-- DATA SHOWN follows --

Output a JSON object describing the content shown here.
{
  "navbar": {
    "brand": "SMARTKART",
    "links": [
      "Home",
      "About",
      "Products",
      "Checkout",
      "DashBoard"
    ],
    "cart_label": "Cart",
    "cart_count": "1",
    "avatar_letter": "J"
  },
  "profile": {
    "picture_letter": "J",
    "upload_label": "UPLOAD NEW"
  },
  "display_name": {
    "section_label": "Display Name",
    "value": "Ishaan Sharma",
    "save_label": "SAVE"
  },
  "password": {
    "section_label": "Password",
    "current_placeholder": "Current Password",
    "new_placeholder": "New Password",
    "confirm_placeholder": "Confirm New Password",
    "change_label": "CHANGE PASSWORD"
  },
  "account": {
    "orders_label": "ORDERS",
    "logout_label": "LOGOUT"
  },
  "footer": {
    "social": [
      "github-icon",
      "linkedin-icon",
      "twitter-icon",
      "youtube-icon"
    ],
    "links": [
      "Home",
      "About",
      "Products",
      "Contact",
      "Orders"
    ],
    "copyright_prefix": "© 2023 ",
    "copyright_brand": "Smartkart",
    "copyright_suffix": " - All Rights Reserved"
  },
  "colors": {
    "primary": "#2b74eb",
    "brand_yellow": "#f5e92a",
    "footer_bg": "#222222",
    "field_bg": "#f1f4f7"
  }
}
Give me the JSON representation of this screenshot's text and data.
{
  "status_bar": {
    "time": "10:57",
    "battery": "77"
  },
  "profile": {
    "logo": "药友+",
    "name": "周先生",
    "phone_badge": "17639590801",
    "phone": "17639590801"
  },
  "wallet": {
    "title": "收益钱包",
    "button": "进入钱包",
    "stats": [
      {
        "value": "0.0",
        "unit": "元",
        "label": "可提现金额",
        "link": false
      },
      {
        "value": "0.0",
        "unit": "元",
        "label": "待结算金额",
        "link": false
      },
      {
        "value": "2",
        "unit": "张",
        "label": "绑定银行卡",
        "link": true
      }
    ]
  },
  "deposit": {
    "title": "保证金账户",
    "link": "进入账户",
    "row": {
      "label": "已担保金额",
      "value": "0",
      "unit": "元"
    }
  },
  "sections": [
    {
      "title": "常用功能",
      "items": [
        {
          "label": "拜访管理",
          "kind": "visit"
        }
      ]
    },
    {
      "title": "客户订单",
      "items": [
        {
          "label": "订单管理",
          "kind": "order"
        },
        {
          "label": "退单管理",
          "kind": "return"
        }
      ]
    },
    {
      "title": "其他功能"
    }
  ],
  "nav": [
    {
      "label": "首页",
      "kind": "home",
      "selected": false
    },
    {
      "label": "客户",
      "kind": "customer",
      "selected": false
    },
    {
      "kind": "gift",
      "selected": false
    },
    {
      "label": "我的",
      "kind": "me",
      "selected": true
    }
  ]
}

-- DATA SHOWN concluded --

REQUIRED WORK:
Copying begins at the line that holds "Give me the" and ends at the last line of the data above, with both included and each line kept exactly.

EXPECTED ANSWER:
Give me the JSON representation of this screenshot's text and data.
{
  "status_bar": {
    "time": "10:57",
    "battery": "77"
  },
  "profile": {
    "logo": "药友+",
    "name": "周先生",
    "phone_badge": "17639590801",
    "phone": "17639590801"
  },
  "wallet": {
    "title": "收益钱包",
    "button": "进入钱包",
    "stats": [
      {
        "value": "0.0",
        "unit": "元",
        "label": "可提现金额",
        "link": false
      },
      {
        "value": "0.0",
        "unit": "元",
        "label": "待结算金额",
        "link": false
      },
      {
        "value": "2",
        "unit": "张",
        "label": "绑定银行卡",
        "link": true
      }
    ]
  },
  "deposit": {
    "title": "保证金账户",
    "link": "进入账户",
    "row": {
      "label": "已担保金额",
      "value": "0",
      "unit": "元"
    }
  },
  "sections": [
    {
      "title": "常用功能",
      "items": [
        {
          "label": "拜访管理",
          "kind": "visit"
        }
      ]
    },
    {
      "title": "客户订单",
      "items": [
        {
          "label": "订单管理",
          "kind": "order"
        },
        {
          "label": "退单管理",
          "kind": "return"
        }
      ]
    },
    {
      "title": "其他功能"
    }
  ],
  "nav": [
    {
      "label": "首页",
      "kind": "home",
      "selected": false
    },
    {
      "label": "客户",
      "kind": "customer",
      "selected": false
    },
    {
      "kind": "gift",
      "selected": false
    },
    {
      "label": "我的",
      "kind": "me",
      "selected": true
    }
  ]
}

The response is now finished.